I’ve seen Junior Brown many times, but I’ve never seen him at the Granada Theatre in Dallas, a place I’ve wanted to visit for some time. The iconic landmark is one of the anchors on lower Greenville and I was thrilled to make the drive from Fort Worth on a recent Friday. I was as intrigued by the chance to visit the classic art deco theatre as I was anticipating what I knew would be a great show from one of my favorite guitarists. My husband (who lived in Dallas for a short while before we were married) had been to the Granada many times, but had never seen Junior Brown. We both looked forward to the evening.
We appreciate the simple things. Like hassle-free parking right behind the theatre. Yeah, it cost $8, but being just a few steps from the door? Priceless. We got there in plenty of time for a nice meal next door at Sundown at Granada (you can find my review of the restaurant here tomorrow), and as we approached the theatre after dinner, we admired the classic neon marquee and stopped for a quick photo.
Inside, we marveled at the beautiful lobby, complete with art deco flourishes and a well-stocked bar.
We had seats on the front row, about 15 feet from the stage. I can’t remember the last time I’ve been seated in the front row for an anticipated performance. (However, we almost didn’t have front row seats. My husband made an error when buying the tickets online, but when he reached out by e-mail to the theatre manager and explained the problem, the seats were switched, no questions asked. Classic service, too!)
As soon as Junior Brown hit the stage, the crowd went nuts. He’s obviously got a loyal fan base in North Texas. His wife, rhythm guitarist Tanya Rae Brown, appeared on stage only to make a quick exit to fix a broken guitar string. “She’s got a broken string and she hasn’t even started yet!” joked Brown.
The set started with a nod to North Texas and a crowd favorite “Broke Down South of Dallas.” The appreciative audience sang along and enjoyed every minute. It was a treat to sit so close and watch Brown’s amazing guitar work on his signature invention – the guit-steel, a double-necked guitar with a traditional six string guitar on top and a lap steel guitar on bottom. He switched effortlessly from one to the other as the unusual instrument rested on a music stand in front of him.
He ripped through his familiar repertoire to the delight of his fans. From hilarious numbers like “My Wife Thinks You’re Dead” to classics like “Doing My Job in the Highway Patrol,”
Brown was hugely entertaining. At one point he forgot the lyrics and had the audience laughing hysterically as he explained, “Just because I write ‘em, doesn’t mean I remember ‘em.” His riff during a favorite song “Just Hang Up and Drive” was very funny. “Twitter gives me the jitters,” he deadpanned.
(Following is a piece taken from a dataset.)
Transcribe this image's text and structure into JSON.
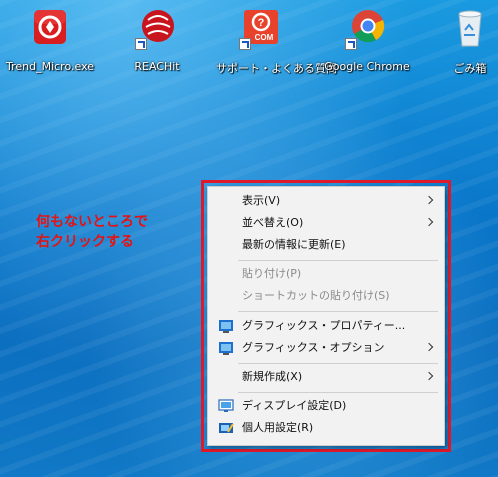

I’ve seen Junior Brown several times over the last 20 years, and this show was as good as I can remember. His signature baritone voice is as resonant as ever and his band is tight and focused, no one more than his wife of 27 years. An awesome rhythm guitarist in her own right, she kept up with him lick for lick.
Brown’s range of genres is breathtaking. He can yodel during a Buck Owens song, switch seamlessly to spaghetti western music, take a turn with surfer music with “Pipeline” by the Ventures and then bring down the house with “Secret Agent Man.” And the encore? What else but “I Got to Get Up Every Morning Just to Say Goodnight to You!” The crowd loved it.
As we left the lobby of the theatre for a nightcap next door, Junior was surrounded by fans. He signed autographs, chatted them up and sold a few CDs, too.
Fabulous show in a fabulous venue.
We stopped for another quick pic before heading home, catching a shot of the moon next to the brightly lit marquee.
As we headed back to our car for the drive home, we passed a minivan with an open door. Tanya Rae Brown was sitting in the passenger seat, changing out of the heels she wore on stage to a comfortable pair of flats. She was waiting on Junior to join her. We stopped for a quick chat and let her know how much we enjoyed the show.
Such a memorable evening!
By Lydia Saldaña